Hospitals were anticipating the influx of new funds from the ACA's Medicaid expansion to help treat lower-income Americans would help offset the costs of new patients. Now that the Supreme Court has given Republican governors an opening to bow out of the expansion, a fight is brewing between them and the hospitals.
Despite the Supreme Court ruling that the Affordable Care Act is constitutional, Republican governors are considering refusing billions in Medicaid funds which promise to insure millions of lower-income Americans without health care. The Court found that while the Medicaid provision is constitutional, the federal government cannot take away federal funds from states that refuse to open the program to more residents.
A ThinkProgress survey reveals that ten GOP governors have said definitively that they will not accept the funds, while 19 are still considering other options.
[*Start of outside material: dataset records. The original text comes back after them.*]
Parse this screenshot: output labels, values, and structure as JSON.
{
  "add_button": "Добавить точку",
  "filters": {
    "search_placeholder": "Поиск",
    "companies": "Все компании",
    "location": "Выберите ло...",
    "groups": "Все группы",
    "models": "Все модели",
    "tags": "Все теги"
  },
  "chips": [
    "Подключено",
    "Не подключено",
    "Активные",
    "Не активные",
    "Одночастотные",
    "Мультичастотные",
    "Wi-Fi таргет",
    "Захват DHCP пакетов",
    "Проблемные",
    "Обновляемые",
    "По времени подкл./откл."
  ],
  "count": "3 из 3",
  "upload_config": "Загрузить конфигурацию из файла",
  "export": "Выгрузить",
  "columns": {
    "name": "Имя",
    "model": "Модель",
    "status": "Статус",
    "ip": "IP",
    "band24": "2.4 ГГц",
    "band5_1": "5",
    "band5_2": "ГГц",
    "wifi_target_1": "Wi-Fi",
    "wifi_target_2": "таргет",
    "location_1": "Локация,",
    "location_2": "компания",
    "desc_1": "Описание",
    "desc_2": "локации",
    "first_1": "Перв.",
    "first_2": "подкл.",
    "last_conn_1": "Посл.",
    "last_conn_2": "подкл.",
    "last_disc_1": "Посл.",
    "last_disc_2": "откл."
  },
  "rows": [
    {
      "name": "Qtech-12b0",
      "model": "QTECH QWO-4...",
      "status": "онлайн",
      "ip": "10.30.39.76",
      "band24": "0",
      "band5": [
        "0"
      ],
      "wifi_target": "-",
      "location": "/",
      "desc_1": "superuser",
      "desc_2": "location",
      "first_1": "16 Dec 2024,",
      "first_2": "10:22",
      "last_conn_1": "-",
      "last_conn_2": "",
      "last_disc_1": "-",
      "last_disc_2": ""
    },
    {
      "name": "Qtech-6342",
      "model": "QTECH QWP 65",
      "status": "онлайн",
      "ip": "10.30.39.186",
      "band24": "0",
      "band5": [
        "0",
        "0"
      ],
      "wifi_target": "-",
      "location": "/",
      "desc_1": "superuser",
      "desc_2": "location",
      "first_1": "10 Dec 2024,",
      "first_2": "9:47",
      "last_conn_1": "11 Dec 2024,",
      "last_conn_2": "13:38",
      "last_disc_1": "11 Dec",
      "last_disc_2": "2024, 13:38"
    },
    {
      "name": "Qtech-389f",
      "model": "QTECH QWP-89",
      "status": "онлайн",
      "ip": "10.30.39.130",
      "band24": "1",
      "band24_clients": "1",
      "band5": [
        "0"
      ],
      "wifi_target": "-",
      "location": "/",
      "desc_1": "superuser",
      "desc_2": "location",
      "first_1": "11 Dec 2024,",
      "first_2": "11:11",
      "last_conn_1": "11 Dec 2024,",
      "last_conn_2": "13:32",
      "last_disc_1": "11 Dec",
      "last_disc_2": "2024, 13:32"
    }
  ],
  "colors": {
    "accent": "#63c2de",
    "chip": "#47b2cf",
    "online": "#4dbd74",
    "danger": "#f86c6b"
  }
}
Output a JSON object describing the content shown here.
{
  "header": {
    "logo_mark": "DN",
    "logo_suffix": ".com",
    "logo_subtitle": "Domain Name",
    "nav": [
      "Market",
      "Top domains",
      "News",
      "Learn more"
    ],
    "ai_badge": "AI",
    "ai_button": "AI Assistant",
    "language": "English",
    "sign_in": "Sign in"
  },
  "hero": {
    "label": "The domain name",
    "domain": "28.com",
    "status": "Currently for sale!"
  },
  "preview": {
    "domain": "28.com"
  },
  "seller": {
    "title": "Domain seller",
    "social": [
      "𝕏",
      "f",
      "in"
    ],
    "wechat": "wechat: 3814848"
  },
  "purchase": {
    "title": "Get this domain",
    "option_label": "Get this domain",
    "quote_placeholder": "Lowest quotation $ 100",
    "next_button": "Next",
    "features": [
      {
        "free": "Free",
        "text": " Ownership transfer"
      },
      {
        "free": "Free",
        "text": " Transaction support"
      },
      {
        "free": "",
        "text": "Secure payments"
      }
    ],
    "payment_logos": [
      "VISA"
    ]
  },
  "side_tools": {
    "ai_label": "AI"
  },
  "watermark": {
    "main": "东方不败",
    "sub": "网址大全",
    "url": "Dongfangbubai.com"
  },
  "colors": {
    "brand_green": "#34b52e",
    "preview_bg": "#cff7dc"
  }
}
Sixteen states, all with Democratic governors, have committed to expanding their programs:
Starting in 2014, the Affordable Care Act expands Medicaid, the massively popular program which makes health insurance available for lower-income Americans. For the first three years, the federal government covers 100 percent of the expansion costs. After five years, the federal government finances 90 percent of the expanded population.
Not a single Republican governor has pledged to accept the new Medicaid funds and three Democrats are also considering turning down the money. In total, these states would give up $291.4 billion in federal funds and leave 10,297,221 Americans uninsured.